It’s easy to underestimate the importance of good credit until you come to do something like buying a house, and suddenly it’s the most important thing, and you have to work to improve your score. Luckily there are several things that might be affecting your credit score, and once you find them, you can look at improving them.
Your credit rating tells potential lenders how trustworthy you are and how much of a risk it would be to lend you any money you apply for. If you need support with getting out of debt, Creditfix can help you get a handle on it, and work towards improving your credit score.
Not being on the electoral register.

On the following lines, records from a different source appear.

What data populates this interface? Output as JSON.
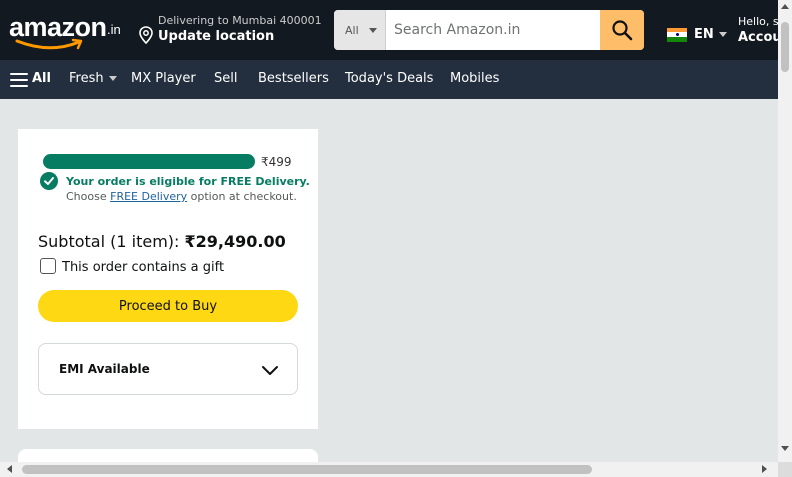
{
  "header": {
    "logo_text": "amazon",
    "logo_suffix": ".in",
    "deliver_line1": "Delivering to Mumbai 400001",
    "deliver_line2": "Update location",
    "search_category": "All",
    "search_placeholder": "Search Amazon.in",
    "language": "EN",
    "account_line1": "Hello, s",
    "account_line2": "Accou"
  },
  "subnav": {
    "all_label": "All",
    "items": [
      "Fresh",
      "MX Player",
      "Sell",
      "Bestsellers",
      "Today's Deals",
      "Mobiles"
    ]
  },
  "cart": {
    "progress_fraction": 1.0,
    "progress_caption": "₹499",
    "free_line1": "Your order is eligible for FREE Delivery.",
    "free_prefix": "Choose",
    "free_link": "FREE Delivery",
    "free_suffix": "option at checkout.",
    "subtotal_label": "Subtotal (1 item):",
    "subtotal_value": "₹29,490.00",
    "gift_label": "This order contains a gift",
    "gift_checked": false,
    "buy_label": "Proceed to Buy",
    "emi_label": "EMI Available"
  },
  "colors": {
    "nav_bg": "#131921",
    "subnav_bg": "#232f3e",
    "search_button": "#febd69",
    "progress": "#067d62",
    "buy_button": "#ffd814",
    "link": "#2162a1"
  },
  "icons": {
    "location": "location-pin-icon",
    "search": "search-icon",
    "menu": "hamburger-menu-icon",
    "check": "check-circle-icon",
    "emi_toggle": "chevron-down-icon"
  }
}
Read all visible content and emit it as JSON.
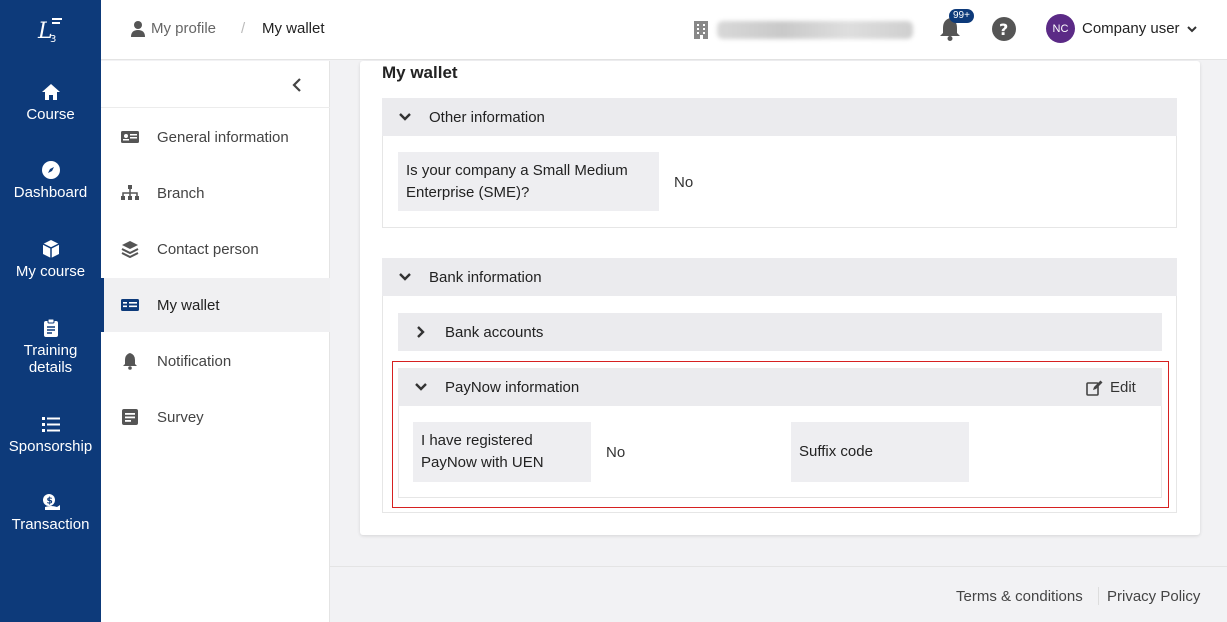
{
  "nav": {
    "items": [
      {
        "label": "Course",
        "icon": "home-icon"
      },
      {
        "label": "Dashboard",
        "icon": "compass-icon"
      },
      {
        "label": "My course",
        "icon": "box-icon"
      },
      {
        "label": "Training details",
        "icon": "clipboard-icon"
      },
      {
        "label": "Sponsorship",
        "icon": "list-icon"
      },
      {
        "label": "Transaction",
        "icon": "money-icon"
      }
    ]
  },
  "header": {
    "breadcrumb": [
      "My profile",
      "My wallet"
    ],
    "breadcrumb_sep": "/",
    "notifications_badge": "99+",
    "user_initials": "NC",
    "user_role": "Company user"
  },
  "profile_menu": {
    "items": [
      {
        "label": "General information"
      },
      {
        "label": "Branch"
      },
      {
        "label": "Contact person"
      },
      {
        "label": "My wallet"
      },
      {
        "label": "Notification"
      },
      {
        "label": "Survey"
      }
    ],
    "active": "My wallet"
  },
  "main": {
    "title": "My wallet",
    "other_info": {
      "heading": "Other information",
      "sme_label": "Is your company a Small Medium Enterprise (SME)?",
      "sme_value": "No"
    },
    "bank_info": {
      "heading": "Bank information",
      "bank_accounts_heading": "Bank accounts",
      "paynow": {
        "heading": "PayNow information",
        "edit_label": "Edit",
        "uen_label": "I have registered PayNow with UEN",
        "uen_value": "No",
        "suffix_label": "Suffix code",
        "suffix_value": ""
      }
    }
  },
  "footer": {
    "terms": "Terms & conditions",
    "privacy": "Privacy Policy"
  },
  "colors": {
    "nav_bg": "#0d3a7a",
    "avatar_bg": "#5b2a86",
    "highlight_border": "#d62020"
  }
}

This is a nice, easy one to fix as it simply involves registering to vote. This helps companies confirm that you are who you say you are and prove where you live. Even if you’re living at home, or are currently in university accommodation, be sure to register to vote, not just so that you can exercise your right to vote, but also as a way of signalling to potential lenders that you are who you say you are.
Regularly applying for credit
If companies can see that you are applying for credit too often, it can start to look as though you can’t afford much without credit, which will make them think that you may not be able to pay them back what you borrow from them. Remember, this doesn’t just include credit cards, but also overdrafts, loans and store cards, as well as anything that you lease, such as a car or even a sofa. It’s okay to apply for credit of course, and it can help us to get the things we want and need, by spreading the cost but be mindful of what you’re applying for.
Using too much of your credit
So you’ve been given credit, but don’t feel that you have to max it out, just because it’s there. It’s better to have a bigger limit, and use a smaller percentage of it, than use the same monetary amount of a lower credit limit, and be closer to maxing it out. Ideally, try to keep below 50% of your available credit.
If you miss payments or default, this will stay on your credit record for six years, so be sure to set up direct debits and make sure that there is always enough money in your account to cover them. A lender needs to see that you are consistent in paying back the money you owe.
Having no credit history at all
If you’ve never used any credit, a lender won’t be able to know whether to trust you or not. You’re starting with a blank slate, which is excellent, so why not apply for a credit card, and make a few necessary purchases each month, and then pay it off in full every time your statement comes in, to show how trustworthy you are.